A couple of years ago, the Lotus Gardens in Mumbai, India looked like this:
Now the space looks like this:
The transformation is the result of a unique partnership between UN-Habitat — the United Nations Program for Sustainable Cities and Minecraft creator Mojang to redesign run-down public spaces in developing countries.
“We use Minecraft for community participation within a broader global program on public space,” said Pontius Westerberg, UN-Habitat‘s Transparency Affairs and Digital Projects Officer in Kenya. “Public space is really important for the well-functioning of cities; and we’re working globally, mainly in the Global South, on improving and building new public spaces.”
While UN-Habitat does not engage Minecraft players for its renovation projects, Westerberg told TECHtonics in a Skype interview that “Minecraft is a really good tool for that” because it “doesn’t require very much prior computer or IT knowledge.”
Recalling a project in Haiti, he said UN-Habitat worked with people who “barely, if at all, used computers.”
“And after a couple of hours with Minecraft, they can really start expressing themselves,” he said. “It’s a fantastically easy medium to pick up.”
Westerberg said he was amazed at how quickly the people he collaborates get the hang of Minecraft — sometimes in a couple of days. “And that is kind of enough to really get some really good ideas about how to improve public spaces,” he said.
A project typically starts when city authorities come forward with a request to rehabilitate a public site. UN-Habitat then works with city authorities and local communities and partners to implement the project.
In the process, UN-Habitat looks for people who “would like to express their ideas about how the site should be redesigned or redeveloped,” said Westerberg. And the main focus is to work with people who are part of the community that is being developed.
“Depending on the site, it will be the urban poor, in a sense,” he explained.
Westerberg stressed the need to involve the community in the design and maintenance of public spaces.
“You basically get much better outcomes when the people who live and work around the space are involved from the beginning,” he explained. “And it is basically a democratic issue. It’s about community participation.”
But inviting young people to meetings to get their opinions on redesign or urban planning can be a challenge. Young people, said Westerberg, often don’t show up for the meetings or are too shy to speak up when they do attend.
To work around this problem, UN-Habitat collects all the necessary information, maps and pictures about the space that is to be redesigned and then sends it to FyreUK — a group Westerberg described as a Minecraft collective, of sorts.
“They will basically design the space as it currently looks, but in Minecraft,” he said. “And then we run community participation workshops with young people, where they are … asked to redesign the space in Minecraft.”
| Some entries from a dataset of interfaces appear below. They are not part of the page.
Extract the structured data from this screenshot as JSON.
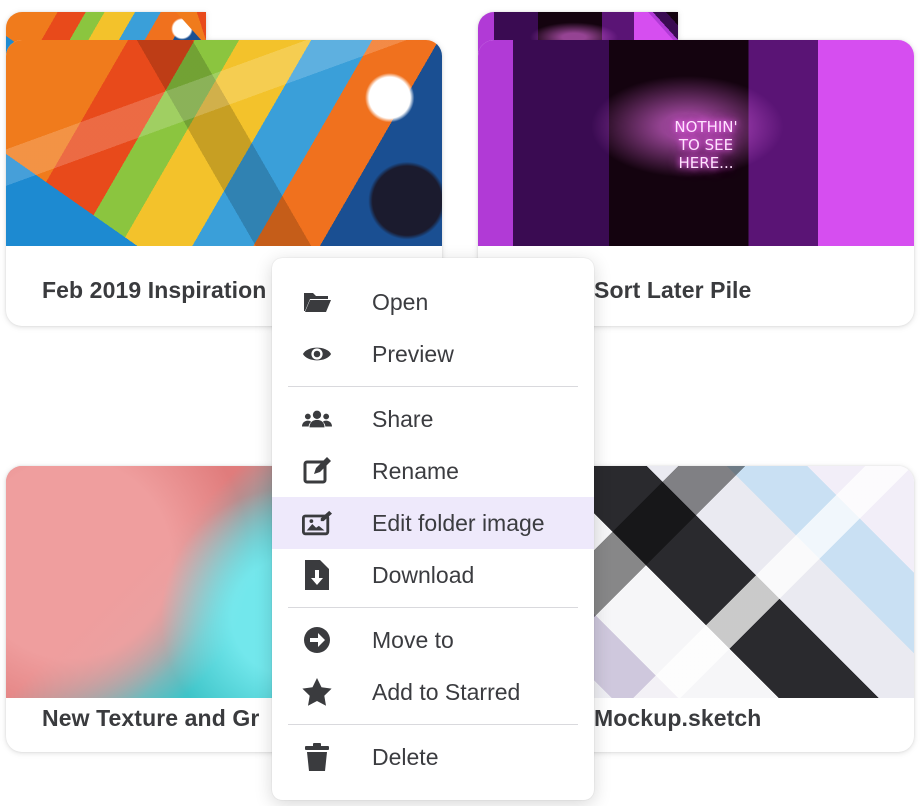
{
  "folders": [
    {
      "id": "bear",
      "label": "Feb 2019 Inspiration"
    },
    {
      "id": "neon",
      "label": "Sort Later Pile",
      "neon_text": "NOTHIN' TO SEE HERE..."
    },
    {
      "id": "sequin",
      "label": "New Texture and Gr"
    },
    {
      "id": "mock",
      "label": "Mockup.sketch"
    }
  ],
  "menu": {
    "items": [
      {
        "label": "Open",
        "icon": "folder-open-icon"
      },
      {
        "label": "Preview",
        "icon": "eye-icon"
      },
      {
        "label": "Share",
        "icon": "users-icon"
      },
      {
        "label": "Rename",
        "icon": "edit-icon"
      },
      {
        "label": "Edit folder image",
        "icon": "image-edit-icon",
        "highlighted": true
      },
      {
        "label": "Download",
        "icon": "file-download-icon"
      },
      {
        "label": "Move to",
        "icon": "arrow-circle-right-icon"
      },
      {
        "label": "Add to Starred",
        "icon": "star-icon"
      },
      {
        "label": "Delete",
        "icon": "trash-icon"
      }
    ]
  },
  "colors": {
    "highlight": "#eee9fb",
    "text": "#3b3c40"
  }
}
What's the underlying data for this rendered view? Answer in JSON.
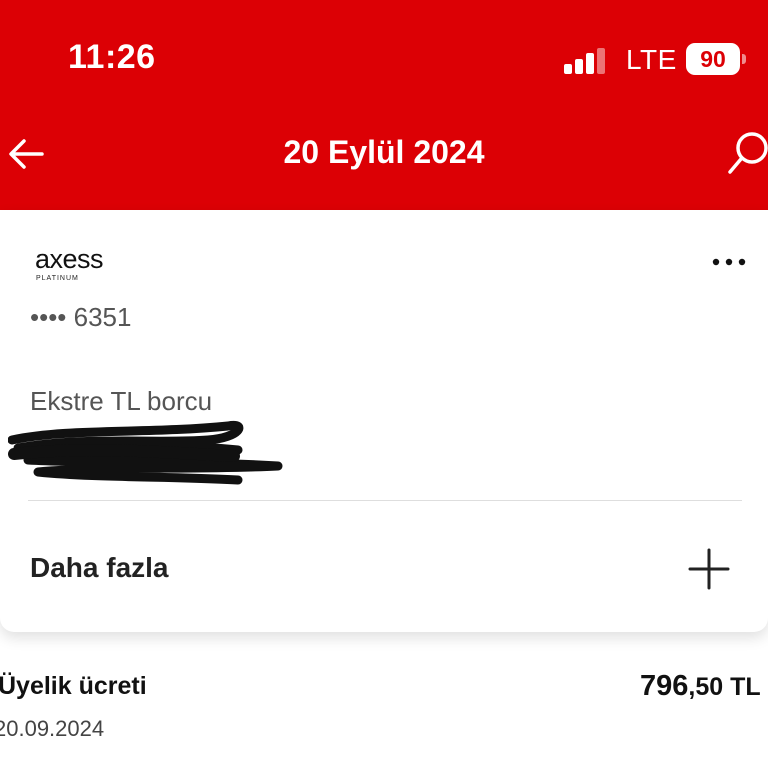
{
  "status_bar": {
    "time": "11:26",
    "network": "LTE",
    "battery": "90",
    "signal_bars": 4,
    "signal_bars_active": 3
  },
  "header": {
    "title": "20 Eylül 2024",
    "back_icon": "arrow-left-icon",
    "search_icon": "search-icon",
    "color": "#dc0005"
  },
  "card": {
    "brand": "axess",
    "tier": "PLATINUM",
    "number": "•••• 6351",
    "menu_icon": "more-horizontal-icon",
    "statement_label": "Ekstre TL borcu",
    "more_label": "Daha fazla",
    "expand_icon": "plus-icon"
  },
  "transactions": [
    {
      "name": "Üyelik ücreti",
      "date": "20.09.2024",
      "amount_int": "796",
      "amount_dec": ",50 TL"
    }
  ]
}
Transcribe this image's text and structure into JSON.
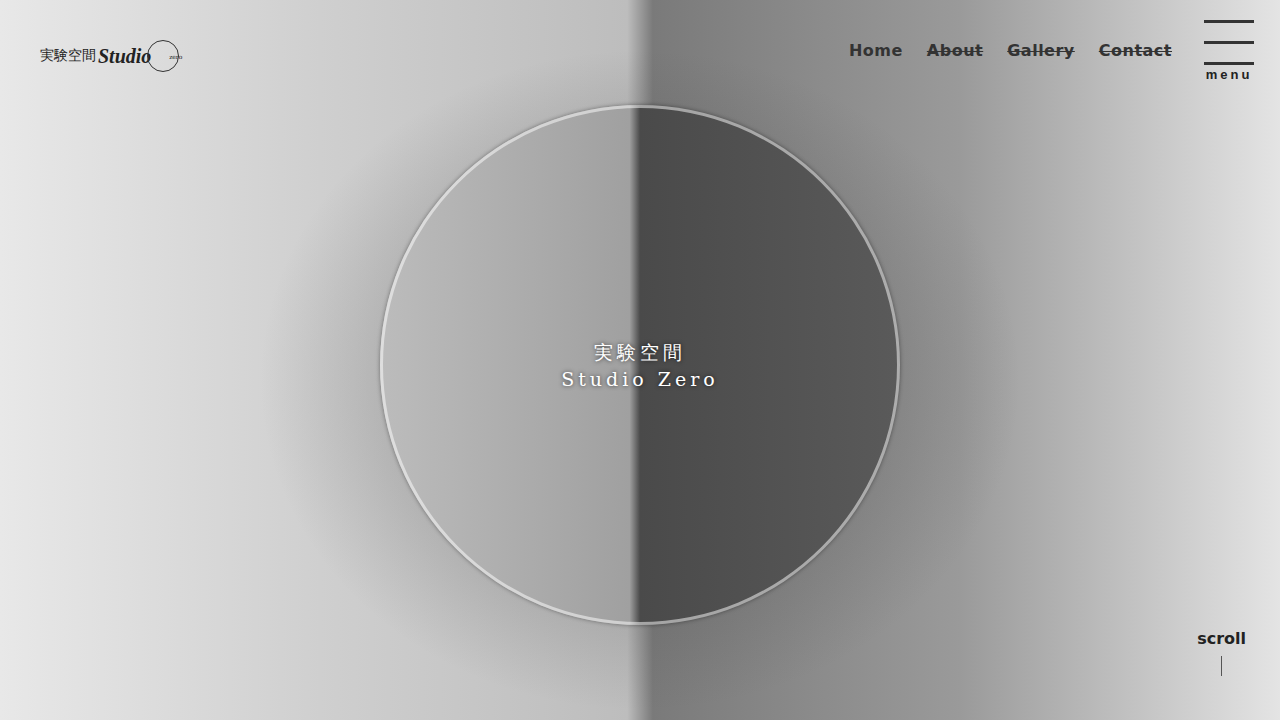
{
  "logo": {
    "jp": "実験空間",
    "en": "Studio",
    "mark": "zero"
  },
  "nav": [
    {
      "label": "Home",
      "disabled": false
    },
    {
      "label": "About",
      "disabled": true
    },
    {
      "label": "Gallery",
      "disabled": true
    },
    {
      "label": "Contact",
      "disabled": true
    }
  ],
  "menu_button": {
    "label": "menu"
  },
  "hero": {
    "title_jp": "実験空間",
    "title_en": "Studio Zero"
  },
  "scroll": {
    "label": "scroll"
  }
}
Depending on the size of a given project, community workshops could involve up to 60 people, as was the case in a Lima, Peru project. But Westerberg said smaller groups are more manageable.
“Usually what happens is that we don’t have good enough Internet connection to do it on a server,” he said. “So in most places … we have basically had a local copy of the Minecraft map, put it on computers — usually we have two-to-three people sitting around this computer and then they’ll kind of work together in a group in that way.”
That’s how the dilapidated town square in Katmandu Valley’s Kirtipur in Nepal was renovated. This is what it looked like before the renovation:
When the idea started, UN-Habitat worked with young people and local groups to run a community participation process to redesign the town square.
That was in December 2013. The work was completed a few months ago.
UN-Habitat is now working on a new project in Nepal — renovating a run-down park on the edge of Kirtipur — with community participation. Its collaboration with Mojang, which was recently bought by Microsoft, is expected to continue — at least for the time being, said Westergerg.
If you want to help or to learn more about these projects, visit blockbyblock.org.